How is gender equality good for the bottom line?
Apart from being a basic human right, gender equality is a cross-cutting theme without which the aims of Agenda 2030 will not be realised. Gender equality is also critical to business performance and sustainable economic growth.
- It transforms businesses, economies and societies. If women and men participated equally in the labour market, the world economy could gain 28 trillion by 2025 (Mckinsey.com).
- It provides opportunities for businesses. For example, inclusive workplaces help to identify new markets and investors. Increasingly investors are looking at the gender equality performance of companies as an indicator of potential growth (weps-gapanalysis.org). The IMF has said that gender inequality decreases the variety of goods countries produce and export – especially low-income and developing countries (imf.org).
- Supporting women’s health (in particular sexual reproductive health) can lead to; healthier more productive employees, savings in healthcare costs over the long term, and increased morale in the workplace.
Source Copyright © International Labour Organization 2018
How we work with gender
The Swedish Workplace HIV and AIDS Programme (SWHAP) works with its partners to promote gender-sensitive workplaces. Through steering committees and peer educator teams who implement programmes companies:
- mainstream gender into HIV and wellness policies and ensure that gender issues are considered and applied in all business decisions, management, operations, and sustainability strategies.

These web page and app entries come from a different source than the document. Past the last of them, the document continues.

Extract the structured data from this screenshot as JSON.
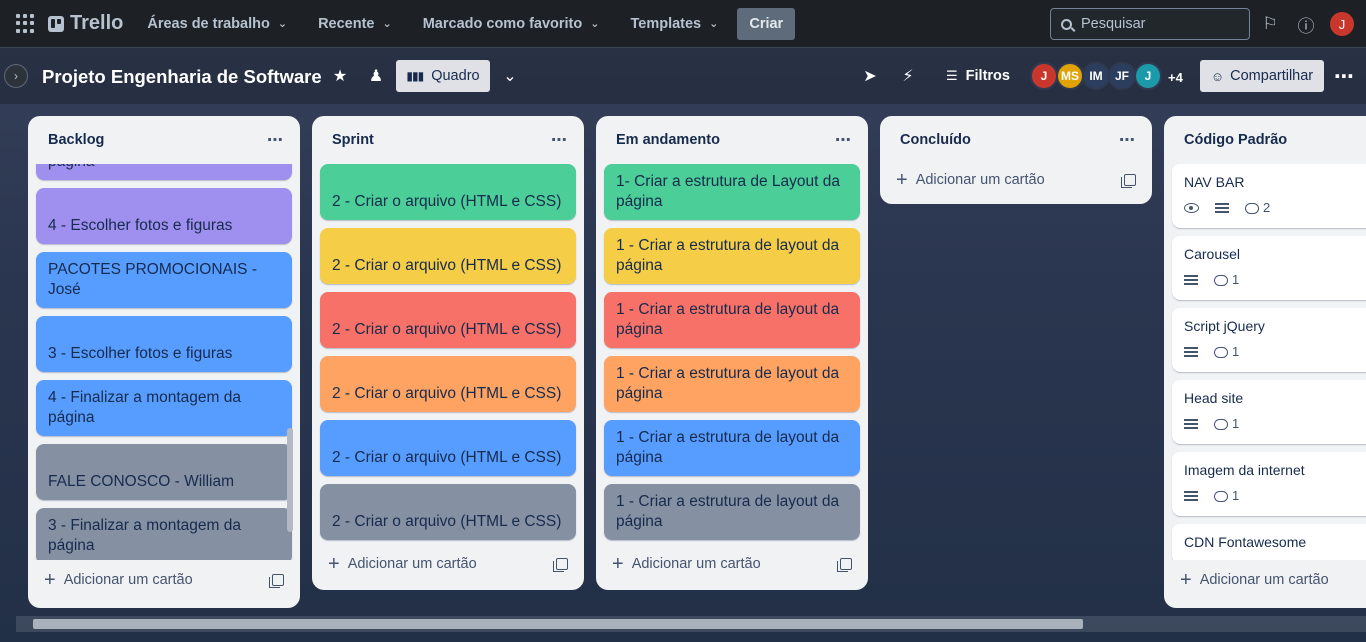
{
  "topnav": {
    "brand": "Trello",
    "menu": [
      {
        "label": "Áreas de trabalho"
      },
      {
        "label": "Recente"
      },
      {
        "label": "Marcado como favorito"
      },
      {
        "label": "Templates"
      }
    ],
    "create_label": "Criar",
    "search_placeholder": "Pesquisar",
    "user_initial": "J"
  },
  "board": {
    "title": "Projeto Engenharia de Software",
    "view_label": "Quadro",
    "filters_label": "Filtros",
    "members": [
      {
        "initials": "J",
        "color": "#c9372c"
      },
      {
        "initials": "MS",
        "color": "#e2b203"
      },
      {
        "initials": "IM",
        "color": "#2c3e5d"
      },
      {
        "initials": "JF",
        "color": "#2c3e5d"
      },
      {
        "initials": "J",
        "color": "#1d9aaa"
      }
    ],
    "more_members": "+4",
    "share_label": "Compartilhar"
  },
  "lists": [
    {
      "title": "Backlog",
      "cards": [
        {
          "text": "página",
          "color": "purple"
        },
        {
          "text": "4 - Escolher fotos e figuras",
          "color": "purple"
        },
        {
          "text": "PACOTES PROMOCIONAIS - José",
          "color": "blue"
        },
        {
          "text": "3 - Escolher fotos e figuras",
          "color": "blue"
        },
        {
          "text": "4 - Finalizar a montagem da página",
          "color": "blue"
        },
        {
          "text": "FALE CONOSCO - William",
          "color": "gray"
        },
        {
          "text": "3 - Finalizar a montagem da página",
          "color": "gray"
        }
      ],
      "add_label": "Adicionar um cartão"
    },
    {
      "title": "Sprint",
      "cards": [
        {
          "text": "2 - Criar o arquivo (HTML e CSS)",
          "color": "green"
        },
        {
          "text": "2 - Criar o arquivo (HTML e CSS)",
          "color": "yellow"
        },
        {
          "text": "2 - Criar o arquivo (HTML e CSS)",
          "color": "red"
        },
        {
          "text": "2 - Criar o arquivo (HTML e CSS)",
          "color": "orange"
        },
        {
          "text": "2 - Criar o arquivo (HTML e CSS)",
          "color": "blue"
        },
        {
          "text": "2 - Criar o arquivo (HTML e CSS)",
          "color": "gray"
        }
      ],
      "add_label": "Adicionar um cartão"
    },
    {
      "title": "Em andamento",
      "cards": [
        {
          "text": "1- Criar a estrutura de Layout da página",
          "color": "green"
        },
        {
          "text": "1 - Criar a estrutura de layout da página",
          "color": "yellow"
        },
        {
          "text": "1 - Criar a estrutura de layout da página",
          "color": "red"
        },
        {
          "text": "1 - Criar a estrutura de layout da página",
          "color": "orange"
        },
        {
          "text": "1 - Criar a estrutura de layout da página",
          "color": "blue"
        },
        {
          "text": "1 - Criar a estrutura de layout da página",
          "color": "gray"
        }
      ],
      "add_label": "Adicionar um cartão"
    },
    {
      "title": "Concluído",
      "cards": [],
      "add_label": "Adicionar um cartão"
    },
    {
      "title": "Código Padrão",
      "cards": [
        {
          "text": "NAV BAR",
          "watch": true,
          "description": true,
          "comments": "2"
        },
        {
          "text": "Carousel",
          "description": true,
          "comments": "1"
        },
        {
          "text": "Script jQuery",
          "description": true,
          "comments": "1"
        },
        {
          "text": "Head site",
          "description": true,
          "comments": "1"
        },
        {
          "text": "Imagem da internet",
          "description": true,
          "comments": "1"
        },
        {
          "text": "CDN Fontawesome"
        }
      ],
      "add_label": "Adicionar um cartão"
    }
  ]
}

- raise awareness and implement policies on sexual harassment in the workplace.
- raise awareness on GBV and the sexual and reproductive health rights of all groups in workplaces and communities.

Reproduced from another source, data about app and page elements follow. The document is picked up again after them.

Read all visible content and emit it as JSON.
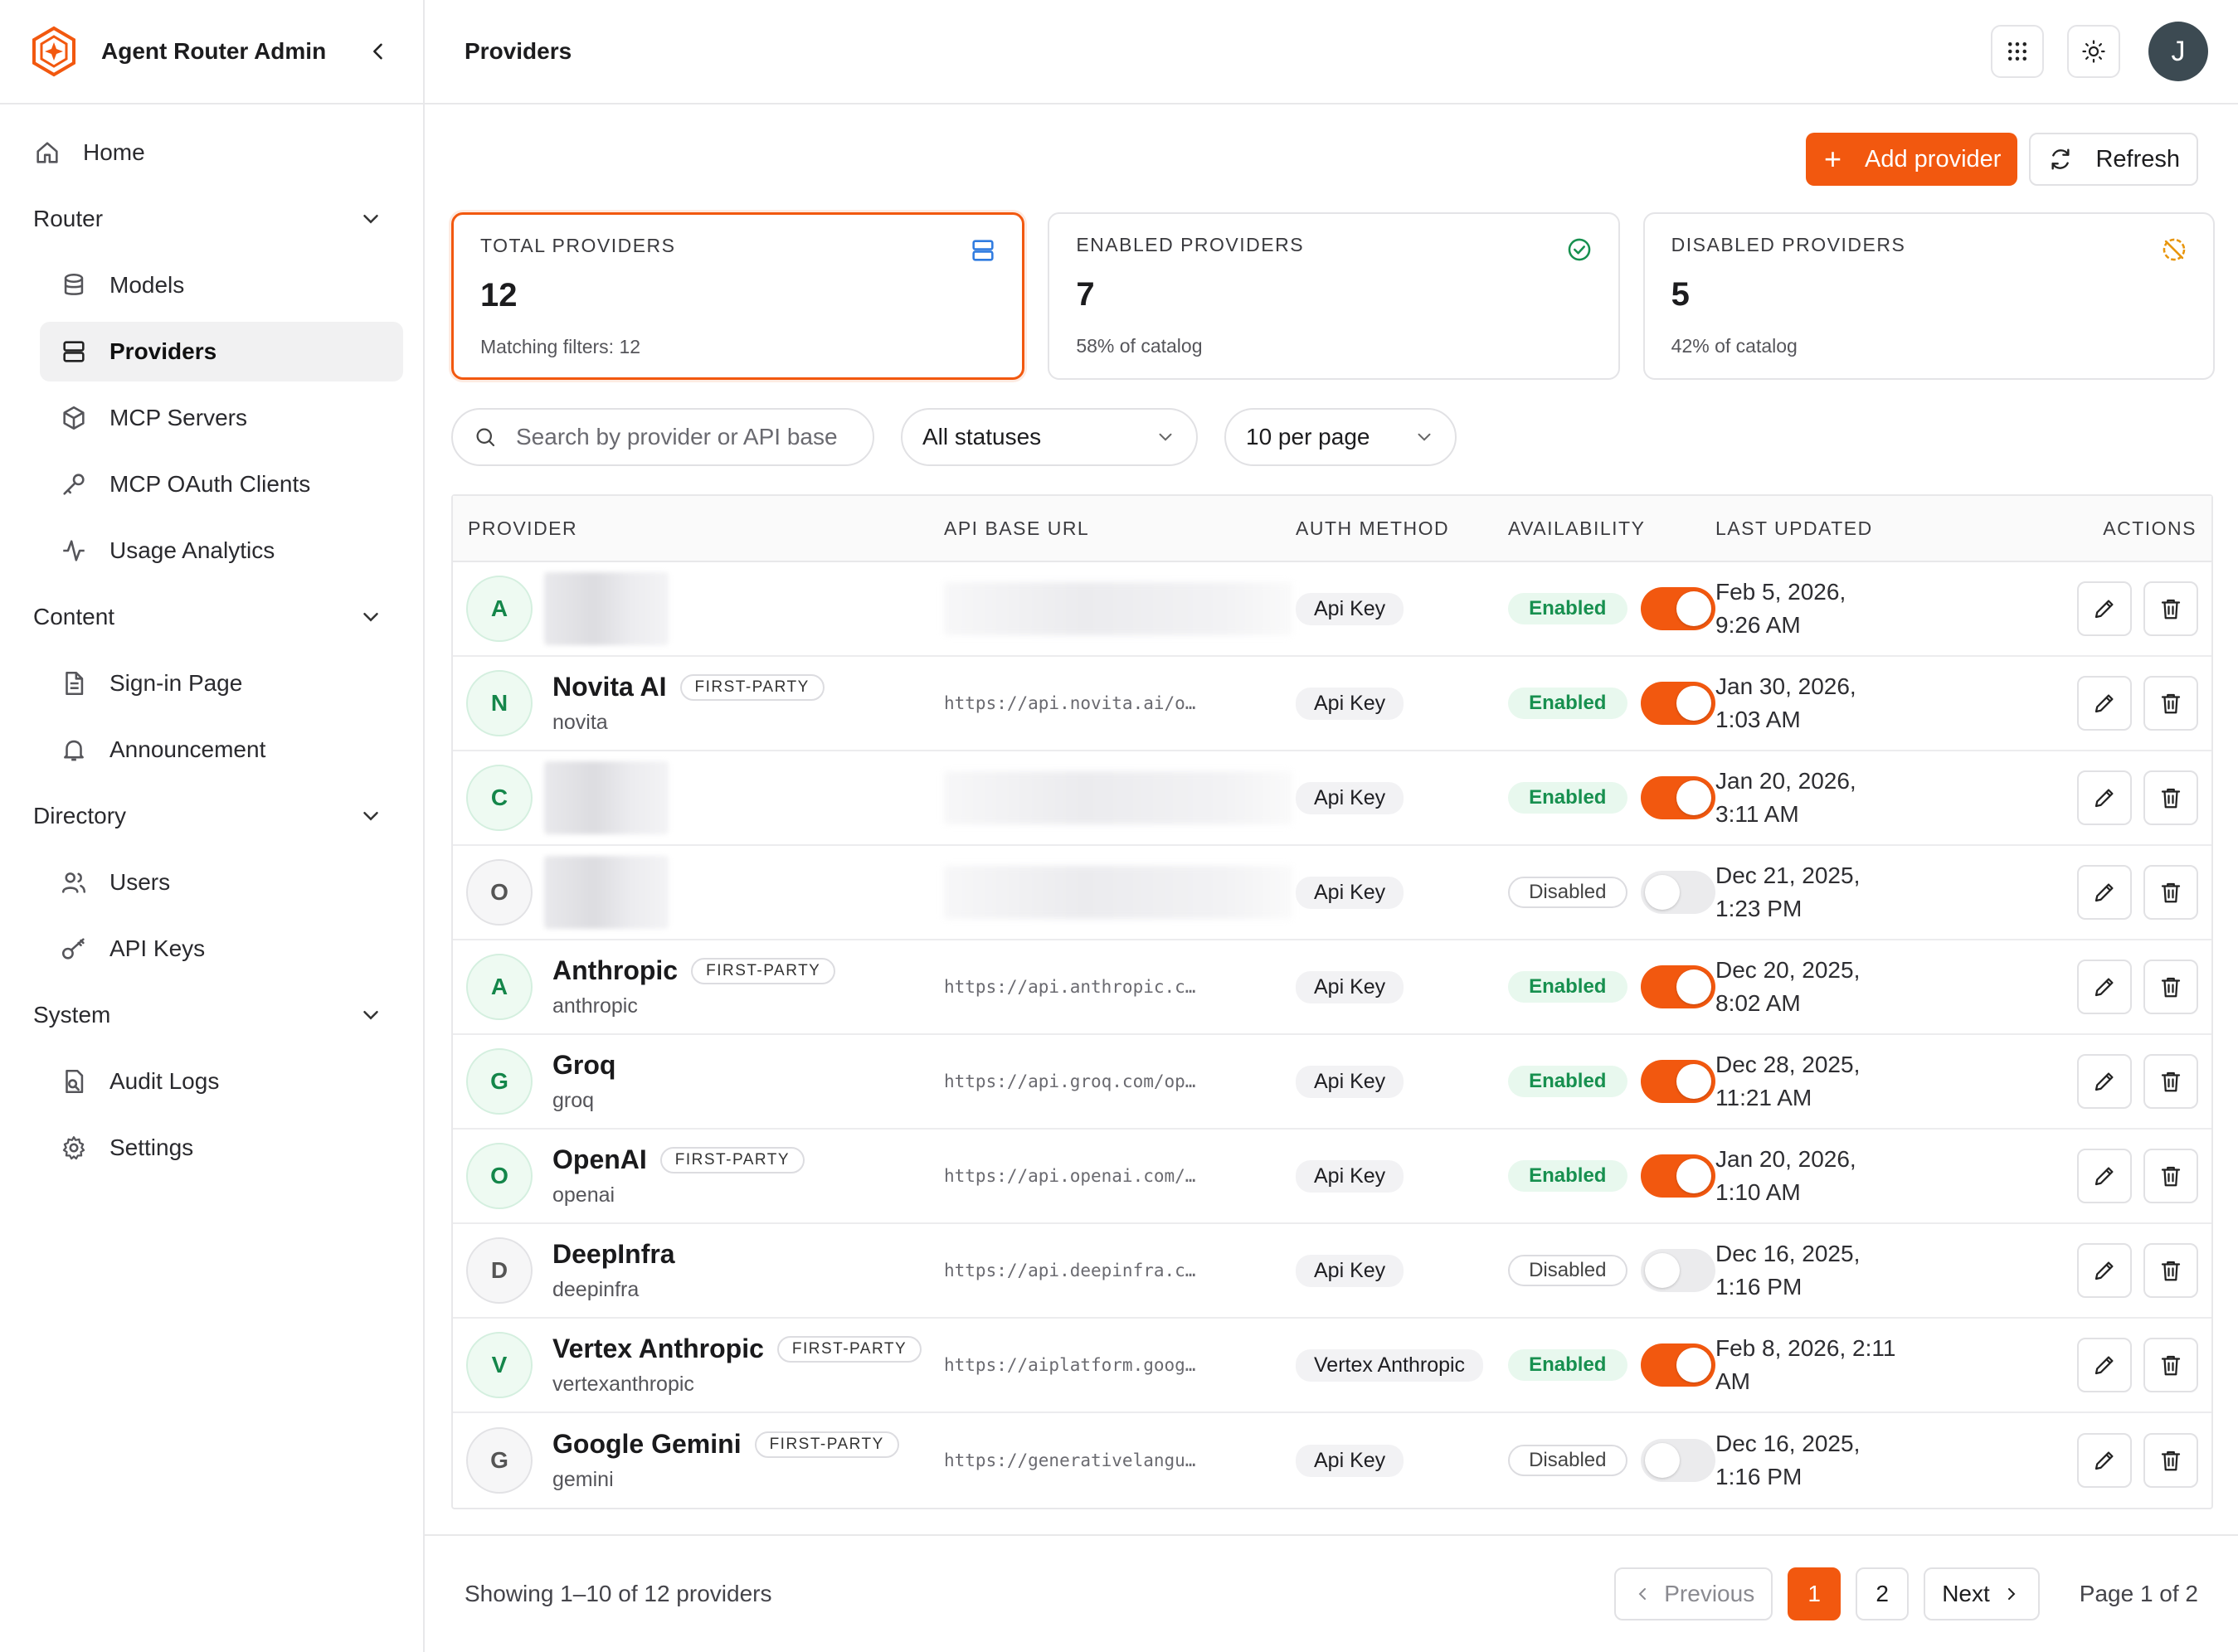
{
  "app": {
    "title": "Agent Router Admin"
  },
  "sidebar": {
    "home": "Home",
    "groups": [
      {
        "label": "Router",
        "items": [
          {
            "label": "Models",
            "icon": "database-icon"
          },
          {
            "label": "Providers",
            "icon": "server-icon",
            "active": true
          },
          {
            "label": "MCP Servers",
            "icon": "cube-icon"
          },
          {
            "label": "MCP OAuth Clients",
            "icon": "key-icon"
          },
          {
            "label": "Usage Analytics",
            "icon": "activity-icon"
          }
        ]
      },
      {
        "label": "Content",
        "items": [
          {
            "label": "Sign-in Page",
            "icon": "file-icon"
          },
          {
            "label": "Announcement",
            "icon": "bell-icon"
          }
        ]
      },
      {
        "label": "Directory",
        "items": [
          {
            "label": "Users",
            "icon": "users-icon"
          },
          {
            "label": "API Keys",
            "icon": "key-icon"
          }
        ]
      },
      {
        "label": "System",
        "items": [
          {
            "label": "Audit Logs",
            "icon": "audit-icon"
          },
          {
            "label": "Settings",
            "icon": "gear-icon"
          }
        ]
      }
    ]
  },
  "header": {
    "title": "Providers",
    "avatar_initial": "J"
  },
  "toolbar": {
    "add_label": "Add provider",
    "refresh_label": "Refresh"
  },
  "stats": [
    {
      "label": "TOTAL PROVIDERS",
      "value": "12",
      "sub": "Matching filters: 12",
      "icon": "server-icon"
    },
    {
      "label": "ENABLED PROVIDERS",
      "value": "7",
      "sub": "58% of catalog",
      "icon": "check-circle-icon"
    },
    {
      "label": "DISABLED PROVIDERS",
      "value": "5",
      "sub": "42% of catalog",
      "icon": "disabled-icon"
    }
  ],
  "filters": {
    "search_placeholder": "Search by provider or API base",
    "status_value": "All statuses",
    "perpage_value": "10 per page"
  },
  "table": {
    "columns": [
      "PROVIDER",
      "API BASE URL",
      "AUTH METHOD",
      "AVAILABILITY",
      "LAST UPDATED",
      "ACTIONS"
    ],
    "rows": [
      {
        "initial": "A",
        "name": "",
        "slug": "",
        "first_party": false,
        "blurred": true,
        "url": "",
        "auth": "Api Key",
        "status": "Enabled",
        "enabled": true,
        "updated_1": "Feb 5, 2026,",
        "updated_2": "9:26 AM"
      },
      {
        "initial": "N",
        "name": "Novita AI",
        "slug": "novita",
        "first_party": true,
        "blurred": false,
        "url": "https://api.novita.ai/o…",
        "auth": "Api Key",
        "status": "Enabled",
        "enabled": true,
        "updated_1": "Jan 30, 2026,",
        "updated_2": "1:03 AM"
      },
      {
        "initial": "C",
        "name": "",
        "slug": "",
        "first_party": false,
        "blurred": true,
        "url": "",
        "auth": "Api Key",
        "status": "Enabled",
        "enabled": true,
        "updated_1": "Jan 20, 2026,",
        "updated_2": "3:11 AM"
      },
      {
        "initial": "O",
        "name": "",
        "slug": "",
        "first_party": false,
        "blurred": true,
        "url": "",
        "auth": "Api Key",
        "status": "Disabled",
        "enabled": false,
        "updated_1": "Dec 21, 2025,",
        "updated_2": "1:23 PM"
      },
      {
        "initial": "A",
        "name": "Anthropic",
        "slug": "anthropic",
        "first_party": true,
        "blurred": false,
        "url": "https://api.anthropic.c…",
        "auth": "Api Key",
        "status": "Enabled",
        "enabled": true,
        "updated_1": "Dec 20, 2025,",
        "updated_2": "8:02 AM"
      },
      {
        "initial": "G",
        "name": "Groq",
        "slug": "groq",
        "first_party": false,
        "blurred": false,
        "url": "https://api.groq.com/op…",
        "auth": "Api Key",
        "status": "Enabled",
        "enabled": true,
        "updated_1": "Dec 28, 2025,",
        "updated_2": "11:21 AM"
      },
      {
        "initial": "O",
        "name": "OpenAI",
        "slug": "openai",
        "first_party": true,
        "blurred": false,
        "url": "https://api.openai.com/…",
        "auth": "Api Key",
        "status": "Enabled",
        "enabled": true,
        "updated_1": "Jan 20, 2026,",
        "updated_2": "1:10 AM"
      },
      {
        "initial": "D",
        "name": "DeepInfra",
        "slug": "deepinfra",
        "first_party": false,
        "blurred": false,
        "url": "https://api.deepinfra.c…",
        "auth": "Api Key",
        "status": "Disabled",
        "enabled": false,
        "updated_1": "Dec 16, 2025,",
        "updated_2": "1:16 PM"
      },
      {
        "initial": "V",
        "name": "Vertex Anthropic",
        "slug": "vertexanthropic",
        "first_party": true,
        "blurred": false,
        "url": "https://aiplatform.goog…",
        "auth": "Vertex Anthropic",
        "status": "Enabled",
        "enabled": true,
        "updated_1": "Feb 8, 2026, 2:11",
        "updated_2": "AM"
      },
      {
        "initial": "G",
        "name": "Google Gemini",
        "slug": "gemini",
        "first_party": true,
        "blurred": false,
        "url": "https://generativelangu…",
        "auth": "Api Key",
        "status": "Disabled",
        "enabled": false,
        "updated_1": "Dec 16, 2025,",
        "updated_2": "1:16 PM"
      }
    ],
    "first_party_label": "FIRST-PARTY"
  },
  "footer": {
    "showing": "Showing 1–10 of 12 providers",
    "previous": "Previous",
    "next": "Next",
    "pages": [
      "1",
      "2"
    ],
    "current_page": "1",
    "page_of": "Page 1 of 2"
  },
  "colors": {
    "accent": "#f2580f",
    "enabled_text": "#17904f",
    "enabled_bg": "#e8f8ee"
  }
}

- promote understanding of the gender-differentiated vulnerabilities and risks to HIV and other health conditions and design appropriate interventions.
- hold internal and community gender dialogues where women and men can challenge gender bias and inequality.

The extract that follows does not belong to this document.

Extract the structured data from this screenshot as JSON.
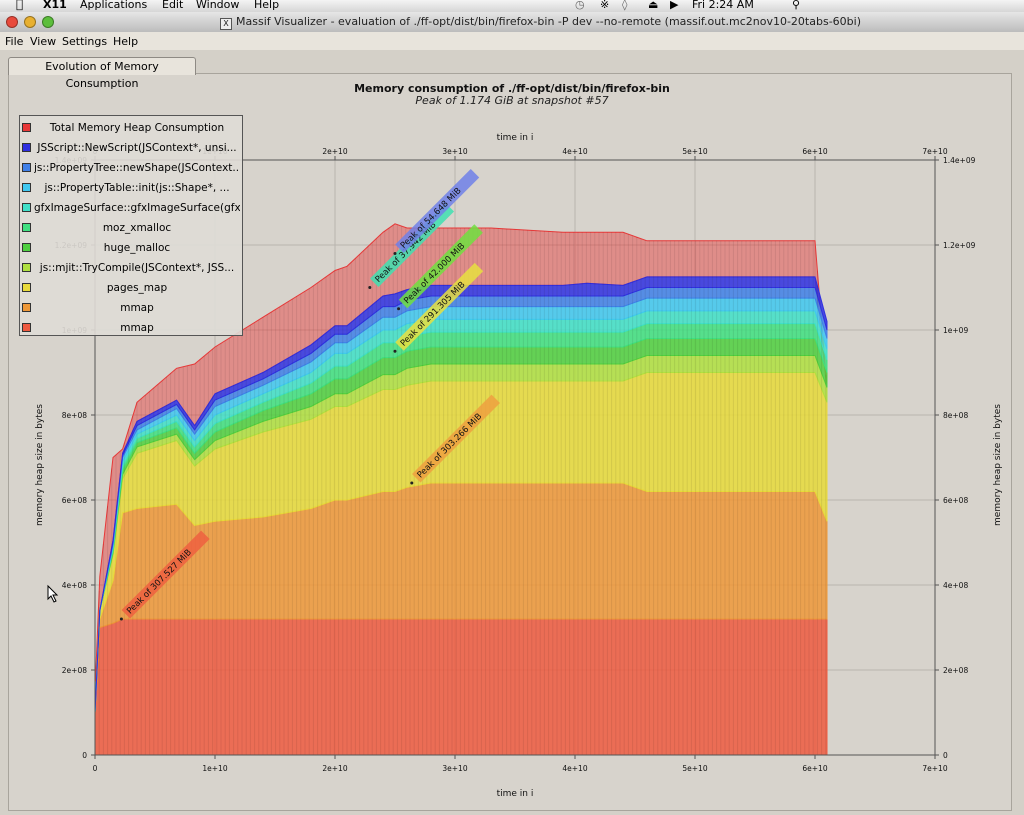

Tetra Pak has been driving wellness which looks at the wellness of employees in totality, for example, the physical, financial and emotional. Working together with SWHAP, we have embraced the area of gender mainstreaming and in our recruitment process, we keenly advocate for female candidates to apply for traditionally “male” oriented jobs.
Last year through a global Tetra Pak initiative we recruited a female Field Service Engineer. This brought a different mind shift to the rest of the employees especially the engineers. It also empowered the other ladies in the company as it has broken the traditional belief that it’s almost impossible to get female engineers. There is also a lot of respect that is given to this Field Service Engineer by the rest of the employees. – Judy Ndegwa, Tetra Pak Kenya
Read more on how we addressed gender last year on pages 16-17 of our Annual Report
Press for progress and support the ITUC’s “23 Days of Action” campaign that is building support for the adoption of an International Labour Organizations Convention to stop gender-based violence at work.
The Women’s Empowerment Principles Gender Gap Analysis Tool (WEPs Tool) – a business-driven tool designed to help companies from around the world assess gender equality performance across the workplace, marketplace, and community.
The Gender Equality Seal programme supported by the United Nations Development Programme which certifies public and private organisations efforts to eliminate gender gaps in the workplace.